Mark your calendars now because the 2018-19 home opener of the Nashville Predators will feature (at least) three new banners being raised to the Bridgestone Arena rafters.
Thanks to their 4-3 win over the Washington Capitals on Thursday night, the Predators clinched the Central Division and Western Conference titles. In their 19 previous seasons as a National Hockey League franchise, Nashville had never won a division or conference title. If those two accolades weren’t enough, thanks to a little help from the Florida Panthers beating the Boston Bruins in regulation, they secured the Presidents’ Trophy for the best record in the NHL.
While the Predators chased the top of the 2017-18 mountain over the past few weeks, a lot has been made about the so-called “Presidents’ Trophy curse.” In short, the supposed “curse” states that winning the regular season championship goes hand-in-hand with not winning the Stanley Cup two and a half months later.
“I’ve heard that before,” Nashville forward Colton Sissons said last week. “I personally don’t listen to that. I’m not sure how other guys feel about it but I think it would be pretty cool to get that in Nashville for the first time. I’m not too worried about it. We’re definitely still gunning for it, regardless of any weird superstitions about it.”
Let’s put all that hoopla surrounding the trophy to bed, shall we?
The award was first handed out in 1985-86 so there have been 31 winners. Of those 31, 11 went to the Final and eight won the Stanley Cup. Quick math says that, if you earn the regular-season honor, you have a 35 percent chance to make it to the Final and a 26 percent chance of hoisting the chalice. Considering the fact that 16 teams get into the playoffs every year, those are actually pretty favorable odds.
“The big goal for every team is to win the Stanley Cup,” captain Roman Josi told Stephen Whyno of the Association Press Thursday night. “But you can’t win the Stanley Cup right now. It was something we took a lot of pride in and I think winning it is a big accomplishment for us.”
Prior to 1986, it would’ve been ludicrous to suggest a curse. Why? Of the 18 regular season champions between 1967-68 and 1984-85 (the NHL’s “Expansion Era” prior to the Presidents’ Trophy becoming an award), 14 of them played into late May/early June and 11 of them won the whole thing.

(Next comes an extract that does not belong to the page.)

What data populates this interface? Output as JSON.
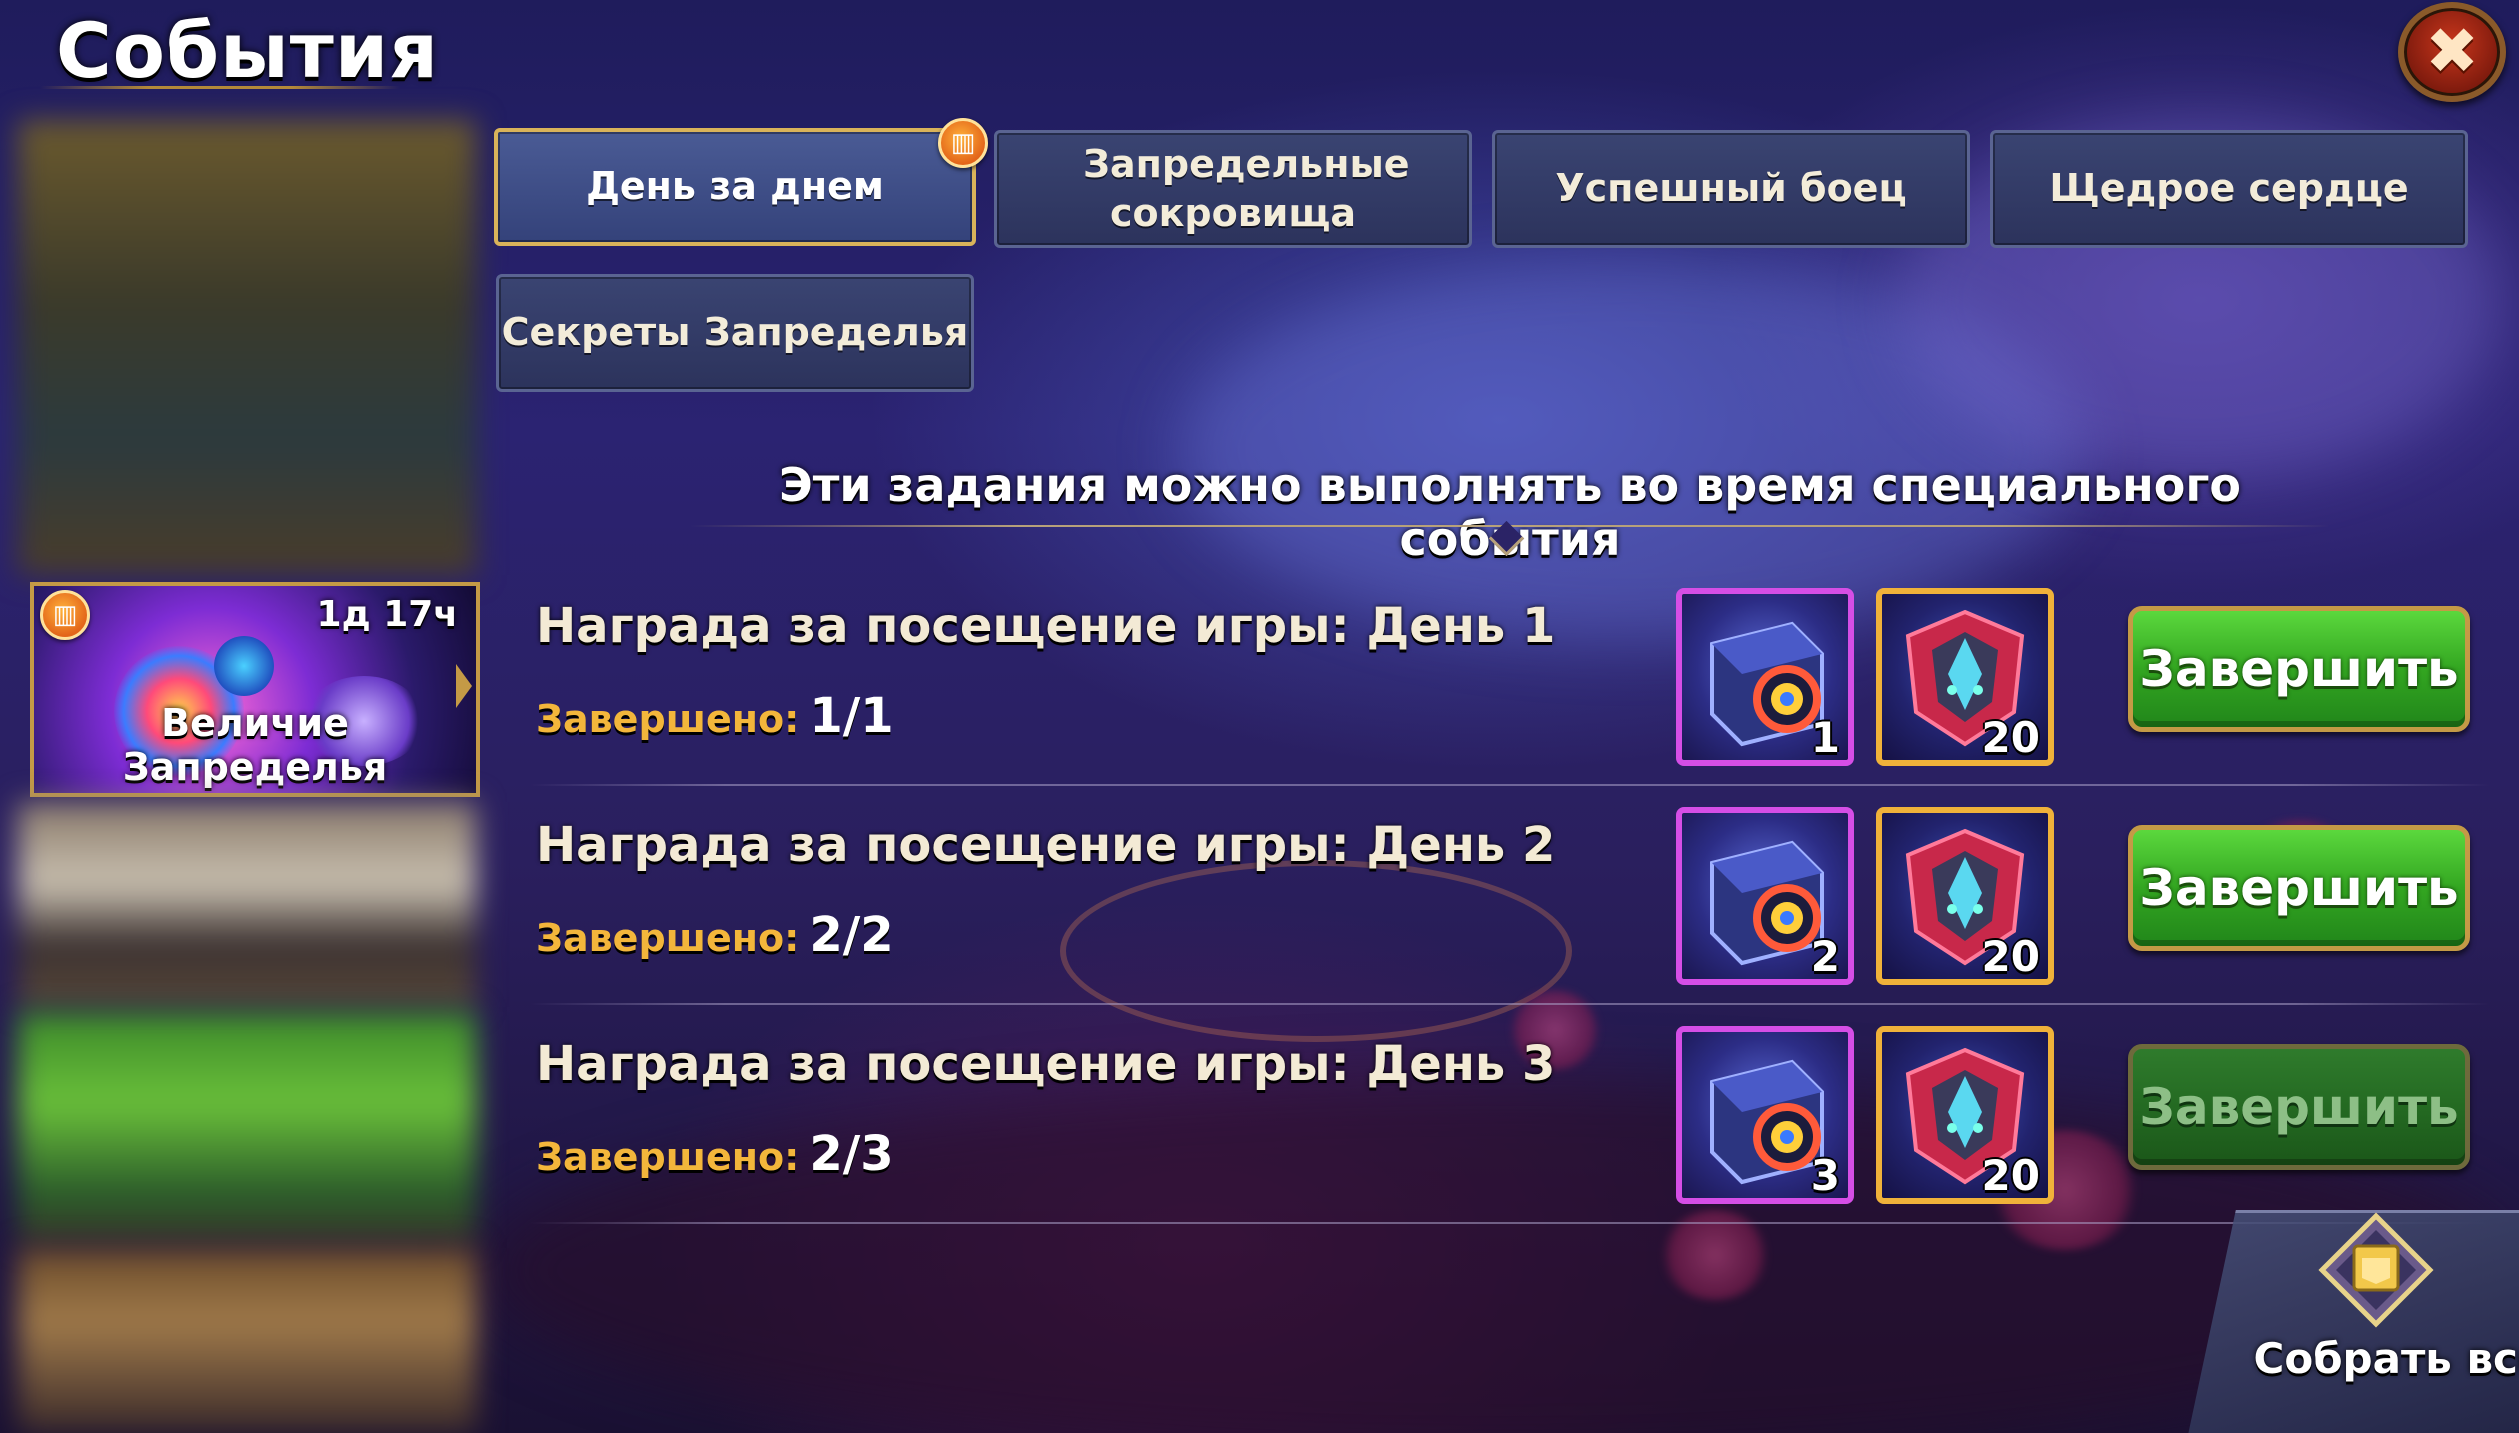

Furthermore, fans who bring up the curse aren’t looking beyond that position in the standings. Below are each of the past 19 campaigns and where the Stanley Cup winner’s ranked at the end of the regular season. As you can see, no single ranking has produced more than one Stanley Cup winner in the past 10 years and, in reality, if you go all the way back as far as the controversial Dallas Stars win in 1999, the team finishing first in the regular season has actually hoisted Lord Stanley more times than any other final position.
|2013-14||9||Los Angeles Kings|
|2011-12||13||Los Angeles Kings|
|2007-08||1||Detroit Red Wings|
|2003-04||2||Tampa Bay Lightning|
|2002-03||4||New Jersey Devils|
|2001-02||1||Detroit Red Wings|
|1999-2000||4||New Jersey Devils|
As Boyd Williams said on Twitter last month, “every position must be cursed so you might as well finish first.”
The bottom line is this is an era-based argument. Yes, right now in 2018, no Presidents’ Trophy winner has etched their roster onto Lord Stanley since the 2013 Chicago Blackhawks did five years ago. But, in 2003, there was practically zero mention of a curse because three of the last four winners had won both.
All that bebunking aside, it’s only fair to point out a flaw, however.
On Thursday night, the Predators became the 16th different team to win the Presidents’ Trophy since its inception. Of the previous 15, none went onto throw a parade in the year of their first Presidents’ Trophy win. Three of the first-time winners did go to the Final (1990 Boston Bruins, 1995 Detroit Red Wings and the 2011 Vancouver Canucks) but none of them came out on top.
Short of that one factoid, the so-called “Presidents’ Trophy curse” is a bunch of garbage.
GRAPHIC: Kevin Klimek